START Source records

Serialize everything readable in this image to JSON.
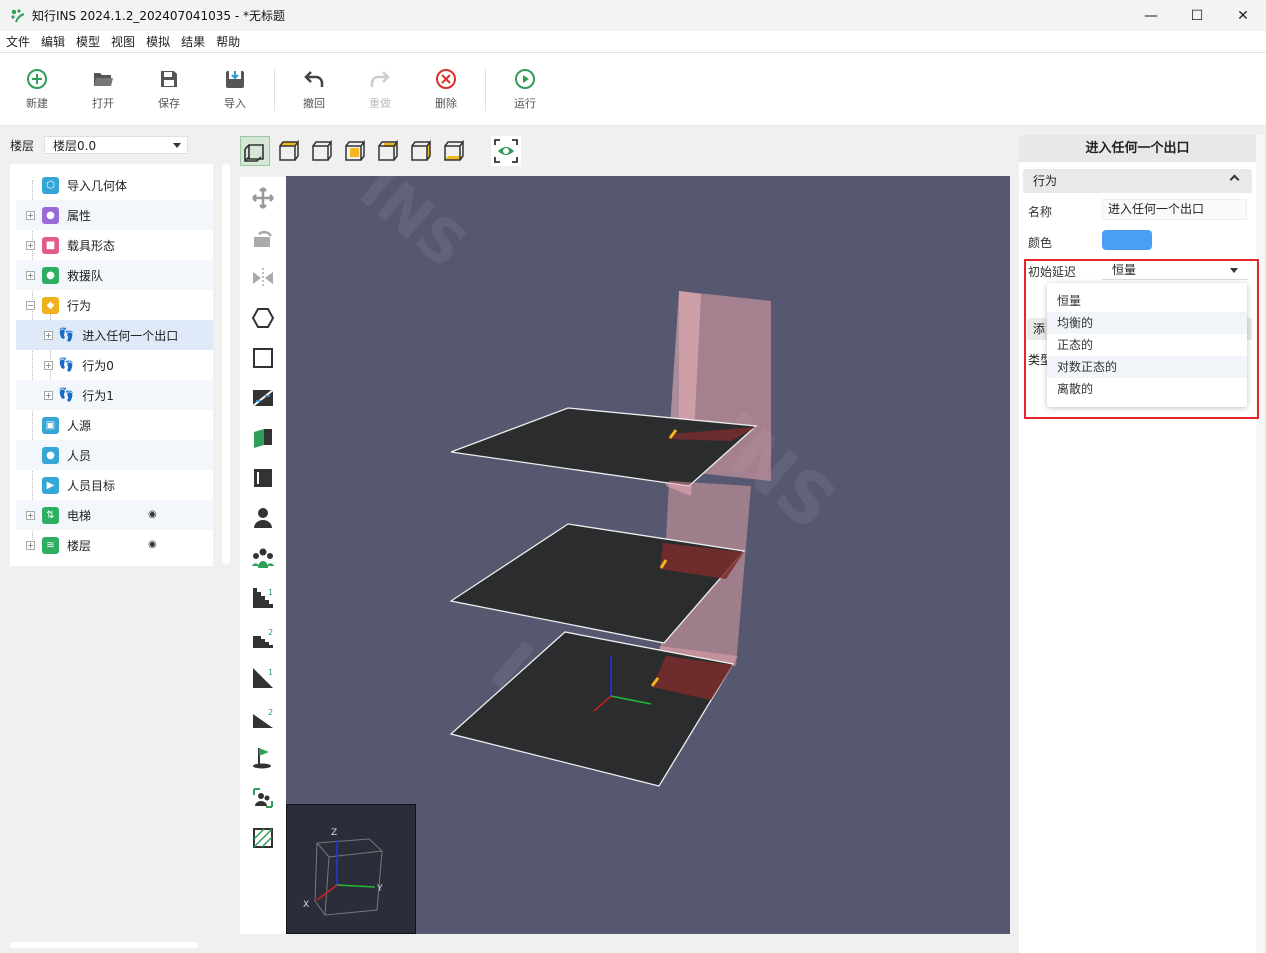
{
  "window": {
    "title": "知行INS 2024.1.2_202407041035 - *无标题",
    "controls": {
      "minimize": "—",
      "maximize": "☐",
      "close": "✕"
    }
  },
  "menu": [
    "文件",
    "编辑",
    "模型",
    "视图",
    "模拟",
    "结果",
    "帮助"
  ],
  "toolbar": {
    "new": "新建",
    "open": "打开",
    "save": "保存",
    "import": "导入",
    "undo": "撤回",
    "redo": "重做",
    "delete": "删除",
    "run": "运行"
  },
  "floor_selector": {
    "label": "楼层",
    "value": "楼层0.0"
  },
  "tree": {
    "import_geometry": "导入几何体",
    "attributes": "属性",
    "vehicle_form": "载具形态",
    "rescue_team": "救援队",
    "behavior": "行为",
    "behavior_children": [
      "进入任何一个出口",
      "行为0",
      "行为1"
    ],
    "people_source": "人源",
    "people": "人员",
    "people_target": "人员目标",
    "elevator": "电梯",
    "floors": "楼层"
  },
  "viewport_axes": {
    "z": "Z",
    "x": "X",
    "y": "Y"
  },
  "right_panel": {
    "title": "进入任何一个出口",
    "section": "行为",
    "name_label": "名称",
    "name_value": "进入任何一个出口",
    "color_label": "颜色",
    "color_value": "#4a9ef6",
    "delay_label": "初始延迟",
    "delay_value": "恒量",
    "hidden_add": "添",
    "hidden_type": "类型",
    "dropdown_options": [
      "恒量",
      "均衡的",
      "正态的",
      "对数正态的",
      "离散的"
    ]
  },
  "colors": {
    "accent_green": "#2e9e58",
    "viewport_bg": "#565870",
    "highlight_red": "#e3262c"
  }
}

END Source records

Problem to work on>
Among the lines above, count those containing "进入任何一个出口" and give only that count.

Result below>
3